EXERCISE: Copy every line that contains the string "table" from the entries below.

(Dataset rows for apps and sites)
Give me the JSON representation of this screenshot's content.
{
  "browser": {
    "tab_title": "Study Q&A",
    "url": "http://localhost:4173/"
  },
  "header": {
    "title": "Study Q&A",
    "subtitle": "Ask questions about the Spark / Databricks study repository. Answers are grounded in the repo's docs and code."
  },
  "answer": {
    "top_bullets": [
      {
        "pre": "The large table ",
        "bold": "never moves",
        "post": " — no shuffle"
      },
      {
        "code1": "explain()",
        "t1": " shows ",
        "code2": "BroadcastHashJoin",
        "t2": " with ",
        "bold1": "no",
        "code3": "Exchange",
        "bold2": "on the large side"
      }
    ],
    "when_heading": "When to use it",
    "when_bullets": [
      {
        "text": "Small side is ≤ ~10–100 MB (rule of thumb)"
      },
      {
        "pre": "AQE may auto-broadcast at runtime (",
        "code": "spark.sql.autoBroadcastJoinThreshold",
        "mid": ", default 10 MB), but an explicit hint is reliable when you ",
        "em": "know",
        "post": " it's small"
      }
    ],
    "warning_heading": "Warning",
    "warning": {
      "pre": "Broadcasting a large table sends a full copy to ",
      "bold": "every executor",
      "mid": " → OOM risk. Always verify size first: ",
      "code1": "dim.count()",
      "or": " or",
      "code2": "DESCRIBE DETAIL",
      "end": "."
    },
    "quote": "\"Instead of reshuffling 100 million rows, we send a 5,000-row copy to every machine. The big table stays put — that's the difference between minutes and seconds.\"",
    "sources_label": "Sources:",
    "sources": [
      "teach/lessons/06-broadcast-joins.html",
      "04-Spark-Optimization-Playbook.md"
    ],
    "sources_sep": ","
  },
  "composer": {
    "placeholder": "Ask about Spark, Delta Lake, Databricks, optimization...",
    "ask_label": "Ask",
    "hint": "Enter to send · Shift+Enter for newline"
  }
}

RESPONSE BELOW:
        "pre": "The large table ",
      "pre": "Broadcasting a large table sends a full copy to ",
    "quote": "\"Instead of reshuffling 100 million rows, we send a 5,000-row copy to every machine. The big table stays put — that's the difference between minutes and seconds.\"",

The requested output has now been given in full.